[Extracted records]
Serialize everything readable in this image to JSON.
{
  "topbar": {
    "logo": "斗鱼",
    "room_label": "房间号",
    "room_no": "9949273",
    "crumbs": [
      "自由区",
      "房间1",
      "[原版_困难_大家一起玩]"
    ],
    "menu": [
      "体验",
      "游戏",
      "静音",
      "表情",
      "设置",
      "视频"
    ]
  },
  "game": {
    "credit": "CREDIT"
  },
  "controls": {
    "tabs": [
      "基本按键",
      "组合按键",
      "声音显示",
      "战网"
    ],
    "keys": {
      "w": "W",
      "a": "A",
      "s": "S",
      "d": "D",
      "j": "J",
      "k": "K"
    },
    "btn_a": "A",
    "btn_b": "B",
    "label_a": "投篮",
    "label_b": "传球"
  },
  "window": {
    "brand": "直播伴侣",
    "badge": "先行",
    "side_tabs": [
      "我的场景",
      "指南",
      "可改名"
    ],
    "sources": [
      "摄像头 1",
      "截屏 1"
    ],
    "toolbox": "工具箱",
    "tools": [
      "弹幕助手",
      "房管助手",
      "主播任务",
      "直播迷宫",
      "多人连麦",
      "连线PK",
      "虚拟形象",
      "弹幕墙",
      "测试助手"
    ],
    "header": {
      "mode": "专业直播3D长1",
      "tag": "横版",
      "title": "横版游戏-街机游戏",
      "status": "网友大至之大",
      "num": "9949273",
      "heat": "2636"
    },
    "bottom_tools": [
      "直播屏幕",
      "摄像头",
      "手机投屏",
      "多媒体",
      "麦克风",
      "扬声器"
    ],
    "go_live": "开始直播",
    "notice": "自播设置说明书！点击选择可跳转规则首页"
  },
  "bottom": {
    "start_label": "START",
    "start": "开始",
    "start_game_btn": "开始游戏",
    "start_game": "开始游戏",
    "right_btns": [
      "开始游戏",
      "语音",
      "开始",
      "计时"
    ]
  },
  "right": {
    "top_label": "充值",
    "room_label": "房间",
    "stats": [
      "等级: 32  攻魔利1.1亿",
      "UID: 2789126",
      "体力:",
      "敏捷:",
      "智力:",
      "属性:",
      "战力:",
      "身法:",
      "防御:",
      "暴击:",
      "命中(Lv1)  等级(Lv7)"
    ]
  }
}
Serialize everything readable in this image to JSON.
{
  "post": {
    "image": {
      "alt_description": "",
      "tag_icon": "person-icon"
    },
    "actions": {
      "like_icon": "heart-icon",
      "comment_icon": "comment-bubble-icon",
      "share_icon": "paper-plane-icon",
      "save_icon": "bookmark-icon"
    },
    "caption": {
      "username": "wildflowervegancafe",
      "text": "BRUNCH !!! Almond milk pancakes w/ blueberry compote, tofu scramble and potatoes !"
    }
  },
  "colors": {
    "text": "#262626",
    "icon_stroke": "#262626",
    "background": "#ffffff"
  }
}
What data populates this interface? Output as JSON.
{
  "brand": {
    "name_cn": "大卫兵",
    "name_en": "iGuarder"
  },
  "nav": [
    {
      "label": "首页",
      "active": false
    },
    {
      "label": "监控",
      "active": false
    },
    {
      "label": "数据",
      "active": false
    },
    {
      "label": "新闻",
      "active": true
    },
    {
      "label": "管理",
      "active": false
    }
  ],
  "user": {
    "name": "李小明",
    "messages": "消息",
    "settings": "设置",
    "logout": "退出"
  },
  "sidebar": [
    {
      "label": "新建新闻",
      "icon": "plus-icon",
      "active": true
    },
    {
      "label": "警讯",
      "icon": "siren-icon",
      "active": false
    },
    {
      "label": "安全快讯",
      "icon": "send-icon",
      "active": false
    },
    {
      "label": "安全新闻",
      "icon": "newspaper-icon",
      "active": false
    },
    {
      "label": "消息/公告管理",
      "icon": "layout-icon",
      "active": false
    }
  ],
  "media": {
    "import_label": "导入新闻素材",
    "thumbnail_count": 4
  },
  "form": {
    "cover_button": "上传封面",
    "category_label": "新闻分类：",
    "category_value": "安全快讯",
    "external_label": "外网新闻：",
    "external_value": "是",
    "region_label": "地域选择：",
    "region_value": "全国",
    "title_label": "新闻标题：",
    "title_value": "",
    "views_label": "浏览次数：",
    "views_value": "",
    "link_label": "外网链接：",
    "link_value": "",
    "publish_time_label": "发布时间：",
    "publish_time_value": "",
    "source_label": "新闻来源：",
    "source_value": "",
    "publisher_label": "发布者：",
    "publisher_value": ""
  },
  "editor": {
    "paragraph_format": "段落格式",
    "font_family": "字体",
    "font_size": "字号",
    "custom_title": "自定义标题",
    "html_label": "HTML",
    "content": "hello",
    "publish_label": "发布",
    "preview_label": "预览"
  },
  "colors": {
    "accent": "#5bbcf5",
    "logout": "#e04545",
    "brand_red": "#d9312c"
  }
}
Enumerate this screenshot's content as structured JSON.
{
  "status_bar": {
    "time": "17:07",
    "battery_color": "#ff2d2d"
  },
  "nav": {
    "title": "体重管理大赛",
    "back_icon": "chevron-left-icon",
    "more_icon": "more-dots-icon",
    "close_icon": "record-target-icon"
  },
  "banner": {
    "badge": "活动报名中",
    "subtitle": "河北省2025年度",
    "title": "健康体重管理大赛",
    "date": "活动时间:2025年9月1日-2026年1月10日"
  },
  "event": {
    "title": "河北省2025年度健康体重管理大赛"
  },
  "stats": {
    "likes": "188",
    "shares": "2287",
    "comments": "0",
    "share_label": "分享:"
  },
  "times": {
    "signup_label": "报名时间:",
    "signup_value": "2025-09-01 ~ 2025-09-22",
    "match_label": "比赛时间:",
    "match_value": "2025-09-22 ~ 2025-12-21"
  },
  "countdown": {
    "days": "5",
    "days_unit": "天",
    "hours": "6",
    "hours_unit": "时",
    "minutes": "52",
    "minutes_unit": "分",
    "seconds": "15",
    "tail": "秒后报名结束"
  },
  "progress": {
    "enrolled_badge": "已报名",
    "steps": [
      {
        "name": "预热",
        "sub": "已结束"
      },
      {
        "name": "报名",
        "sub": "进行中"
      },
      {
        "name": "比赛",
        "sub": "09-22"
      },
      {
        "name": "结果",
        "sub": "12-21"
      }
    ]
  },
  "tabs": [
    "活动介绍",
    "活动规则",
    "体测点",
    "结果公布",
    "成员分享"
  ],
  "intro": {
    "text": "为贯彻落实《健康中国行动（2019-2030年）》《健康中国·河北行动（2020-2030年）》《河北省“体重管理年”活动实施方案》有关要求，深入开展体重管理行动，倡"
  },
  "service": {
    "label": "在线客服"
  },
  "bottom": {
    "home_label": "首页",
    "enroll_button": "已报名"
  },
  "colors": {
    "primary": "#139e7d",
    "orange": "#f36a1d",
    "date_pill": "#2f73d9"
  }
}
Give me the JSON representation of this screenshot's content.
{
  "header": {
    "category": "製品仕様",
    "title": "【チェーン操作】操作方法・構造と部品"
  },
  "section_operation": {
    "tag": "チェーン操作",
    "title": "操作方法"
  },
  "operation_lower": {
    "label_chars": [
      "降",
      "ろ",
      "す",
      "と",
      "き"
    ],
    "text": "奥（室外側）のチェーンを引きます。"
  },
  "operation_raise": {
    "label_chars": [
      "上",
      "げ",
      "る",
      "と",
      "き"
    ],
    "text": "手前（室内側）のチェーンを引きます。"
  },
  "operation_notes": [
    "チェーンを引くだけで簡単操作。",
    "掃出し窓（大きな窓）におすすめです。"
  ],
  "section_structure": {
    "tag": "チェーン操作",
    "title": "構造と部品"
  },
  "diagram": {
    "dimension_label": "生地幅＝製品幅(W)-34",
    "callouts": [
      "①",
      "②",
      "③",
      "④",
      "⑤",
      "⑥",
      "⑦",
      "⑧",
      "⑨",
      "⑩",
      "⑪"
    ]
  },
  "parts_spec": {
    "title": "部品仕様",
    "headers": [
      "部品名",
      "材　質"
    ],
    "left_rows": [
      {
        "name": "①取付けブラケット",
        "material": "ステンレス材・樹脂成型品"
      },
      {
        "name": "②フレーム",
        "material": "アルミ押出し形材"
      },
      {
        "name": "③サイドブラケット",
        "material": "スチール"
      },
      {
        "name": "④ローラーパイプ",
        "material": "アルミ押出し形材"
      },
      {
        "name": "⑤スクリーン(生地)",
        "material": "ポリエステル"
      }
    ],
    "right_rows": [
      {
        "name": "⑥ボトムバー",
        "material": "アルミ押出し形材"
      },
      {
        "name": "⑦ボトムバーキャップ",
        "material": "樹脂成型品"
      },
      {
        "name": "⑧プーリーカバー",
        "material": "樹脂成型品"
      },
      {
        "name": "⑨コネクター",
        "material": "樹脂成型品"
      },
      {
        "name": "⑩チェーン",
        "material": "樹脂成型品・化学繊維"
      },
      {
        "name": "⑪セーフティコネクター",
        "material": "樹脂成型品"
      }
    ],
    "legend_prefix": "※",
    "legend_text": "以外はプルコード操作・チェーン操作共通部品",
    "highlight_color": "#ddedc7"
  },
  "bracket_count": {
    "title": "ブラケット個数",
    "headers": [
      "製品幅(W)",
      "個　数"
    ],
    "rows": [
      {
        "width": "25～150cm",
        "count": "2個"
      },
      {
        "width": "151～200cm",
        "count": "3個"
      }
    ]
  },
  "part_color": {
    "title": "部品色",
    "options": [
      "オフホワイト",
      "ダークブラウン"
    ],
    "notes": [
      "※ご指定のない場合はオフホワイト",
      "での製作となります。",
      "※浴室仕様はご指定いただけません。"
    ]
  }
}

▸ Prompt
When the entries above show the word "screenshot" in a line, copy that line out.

▸ Finished exercise
Enumerate this screenshot's content as structured JSON.
Give me the JSON representation of this screenshot's content.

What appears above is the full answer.